Several stylistic eccentricities disrupt the reading experience, particularly the occasional use of formal narratological terms to no discernable advantage. It adds little, for example, to observe that both the stories Solon relates to Croesus constitute ‘external analepsis’, ‘actorial analepsis’, and ‘completing analepsis’ (pp. 25-6). It is more helpful to read that the stories took place independently of Solon’s conversation with Croesus, are narrated by a character and not the narrator, and are not retold elsewhere in the Histories. Branscome does, at least, translate such words as he deploys them, but one gets the feeling that these relatively simple observations have been included precisely because of the labels they can bear. Here and elsewhere Textual Rivals fails the jargon litmus test by introducing (and swiftly abandoning) obscure specialist vocabulary which contributes nothing to the clarity or substance of the argument. He is, of course, scarcely alone in this indulgence. Particularly gratuitous is a long theoretical discussion of the discrepancy between extradiegetic and intradiegetic resonances (or, as Branscome finally calls it, ‘irony’; pp.119-21).

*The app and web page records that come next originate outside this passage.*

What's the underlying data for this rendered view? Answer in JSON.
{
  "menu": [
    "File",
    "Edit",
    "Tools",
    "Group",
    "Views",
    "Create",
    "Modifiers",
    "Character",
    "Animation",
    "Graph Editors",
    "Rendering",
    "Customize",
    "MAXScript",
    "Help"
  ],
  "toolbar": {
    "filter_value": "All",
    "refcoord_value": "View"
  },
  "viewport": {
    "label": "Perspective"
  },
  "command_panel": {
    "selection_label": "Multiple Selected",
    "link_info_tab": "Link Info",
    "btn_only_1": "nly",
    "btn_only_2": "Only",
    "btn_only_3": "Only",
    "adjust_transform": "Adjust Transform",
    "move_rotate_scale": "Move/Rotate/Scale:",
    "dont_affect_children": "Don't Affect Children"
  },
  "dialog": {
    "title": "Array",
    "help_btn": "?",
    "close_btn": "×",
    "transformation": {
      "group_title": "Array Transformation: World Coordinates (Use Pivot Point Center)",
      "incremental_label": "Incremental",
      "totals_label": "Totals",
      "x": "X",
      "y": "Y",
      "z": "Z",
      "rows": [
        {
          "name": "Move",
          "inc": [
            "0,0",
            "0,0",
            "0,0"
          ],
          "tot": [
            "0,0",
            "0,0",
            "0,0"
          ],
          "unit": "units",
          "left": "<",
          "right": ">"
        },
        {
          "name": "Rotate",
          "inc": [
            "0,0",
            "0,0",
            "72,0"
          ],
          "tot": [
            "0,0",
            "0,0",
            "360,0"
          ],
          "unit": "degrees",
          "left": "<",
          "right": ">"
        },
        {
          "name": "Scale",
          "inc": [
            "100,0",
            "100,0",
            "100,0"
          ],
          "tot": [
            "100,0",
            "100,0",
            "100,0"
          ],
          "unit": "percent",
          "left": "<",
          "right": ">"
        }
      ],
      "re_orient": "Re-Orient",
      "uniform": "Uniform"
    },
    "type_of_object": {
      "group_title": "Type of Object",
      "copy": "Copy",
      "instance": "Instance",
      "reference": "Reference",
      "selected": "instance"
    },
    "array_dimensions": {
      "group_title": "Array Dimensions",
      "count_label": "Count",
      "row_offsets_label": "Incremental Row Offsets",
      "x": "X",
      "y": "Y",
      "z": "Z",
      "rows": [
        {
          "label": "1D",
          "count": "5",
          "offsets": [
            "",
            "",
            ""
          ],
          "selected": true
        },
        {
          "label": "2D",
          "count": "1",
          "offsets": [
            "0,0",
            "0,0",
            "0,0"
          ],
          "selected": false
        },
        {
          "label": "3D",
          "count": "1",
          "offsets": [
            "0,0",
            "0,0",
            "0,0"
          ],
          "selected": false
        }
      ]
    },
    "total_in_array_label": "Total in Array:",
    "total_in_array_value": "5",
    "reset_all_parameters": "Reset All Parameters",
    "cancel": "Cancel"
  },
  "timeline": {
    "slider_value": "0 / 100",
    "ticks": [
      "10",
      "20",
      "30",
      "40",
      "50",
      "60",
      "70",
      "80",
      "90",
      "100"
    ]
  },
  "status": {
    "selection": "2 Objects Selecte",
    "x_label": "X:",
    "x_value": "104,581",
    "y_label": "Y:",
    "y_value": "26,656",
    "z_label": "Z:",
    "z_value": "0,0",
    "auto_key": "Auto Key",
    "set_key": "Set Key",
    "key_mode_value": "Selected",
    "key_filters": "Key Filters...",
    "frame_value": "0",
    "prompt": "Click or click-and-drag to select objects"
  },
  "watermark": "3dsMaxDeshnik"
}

Translations are surprisingly literal throughout, occasionally following Greek rather than English idiom (e.g. p.45: ‘When by talking of the many prosperous things in relation to Tellus Solon had incited Croesus, [Croesus] asked whom [Solon] had seen as the second [most olbios] man after that one, thinking that he would surely win second prize, at least’). The advantage to this decision (and a decision it must be) is that readers with little Greek will follow Branscome’s close analysis of the text; translations can occasionally be questioned (e.g. ἄλκιμοι: ‘warlike’, p.115; νέμεσις: ‘righteous indignation’, p.47). Another practice helpful to the Greek beginner will be Branscome’s habit of giving key words first in Greek then in transliteration (e.g. ὅδε ... hode, p.129).
The book is handsomely printed, with only a handful of typographical errors in its 262 pages (‘histôres’ for histores, p.15; ‘triple bids’, p.32; ηρὸς for πρὸς, p.61; σημαινω for σημαίνω, n.72 p.135; ‘area’ for ‘distance’, p.139; ‘The Athenian speakers [...] most take on’, presumably for ‘must’, p.187; ‘Any further Athens’ ancient exploits’, p.189).
1. Branscome happily avoids polemic, but this point provides a welcome correction to, e.g., Nagy (1990) Pindar’s Homer (Baltimore, MD), pp.244, 247-8; Cairns (1996) ‘Hybris, Dishonour, and Thinking Big’, JHS 116, p.22; Munson (2001) Review of T. Harrison, Divinity and History, BMCR 2001.08.17; Pelling (2006) ‘Educating Croesus’, ClAnt 25, pp.150-1.
2. Grethlein, J. (2009) ‘How not to do History: Xerxes in Herodotus’ Histories’, AJPh 130: 195-217.